This course explores issues of global health inequalities, their constructs, in developed and developing nations, discusses those inequalities that transcend borders such as the coronavirus pandemics and global anti-vaccination.
Some knowledge of statistics including χ2 test and variance-covariance.
- estimate and explain social inequalities in health in developed and developing nations, arising from salient stratifications including wealth, gender, social class, caste, ethnicity, education
- explore pandemics including the novel coronavirus 2019 and national responses; or global attitudes to vaccination and science
- explain spatial inequalities in health at various scales (world, country, districts, neighbourhoods) in the service of exploration and communication
- analyse global health data for assessing achievements in sustainable development
- explain health systems which underpin of population health achievement
Teaching and learning methods
Practical or computer lab workshops – working together with or led by graduate teaching assistants on raw health data from international and national organisations, using software used by international and national organisations.
Tutorials or seminars – working with or led by graduate teaching assistants on evidence and issues of key health inequalities
Knowledge and understanding
- Demonstrate a critical and comparative understanding of contemporary research and policy concerns relating to global health.
- Recognise, assess and evaluate key inequalities in health.
- Estimate key inequalities using raw health data used by the World Health Organisation.
Transferable skills and personal qualities
- Undertake and independent work to deadlines.
- Obtain information, evaluate, and analyse of different kinds of evidence on health inequalities.
- Develop, articulate and sustain logical, structured and reasoned arguments in both written and oral contexts.
- Analytical skills
- Write executive report based on original analyses of international health data.
- Problem solving
- Solve problems of estimating the extent of key health inequalities using international health data collected by the WHO
|Written assignment (inc essay)||40%|
Continuous feedback will be provided duing in-class interactions, especially tutorials, computer labs and workshops.

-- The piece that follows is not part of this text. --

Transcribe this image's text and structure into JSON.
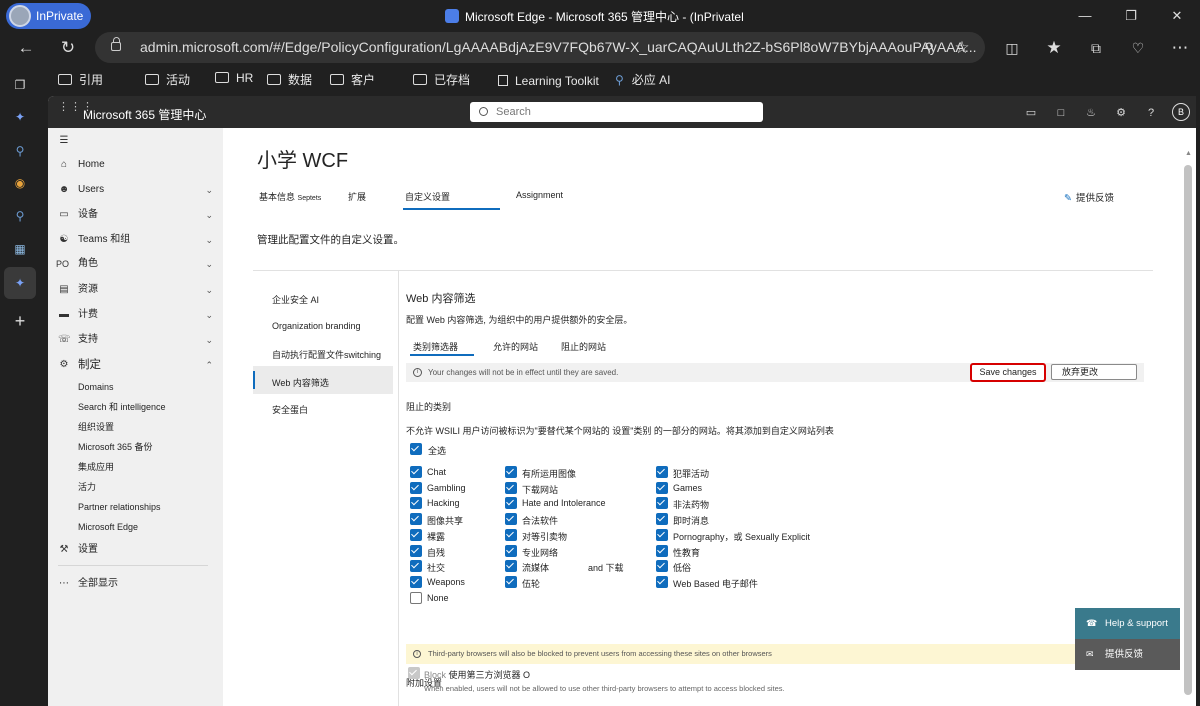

Students can expect to receive summative written feedback via Blackboard within three weeks of the essay submission date. Also, if students require clarification on this feedback, they are encouraged to meet their teacher during their office hours.
Birn, Pillay and Holtz 2018. Textbook of Global Health. Oxford University Press.
|Scheduled activity hours|
|Practical classes & workshops||8|
|Independent study hours|
|Gindo Tampubolon||Unit coordinator|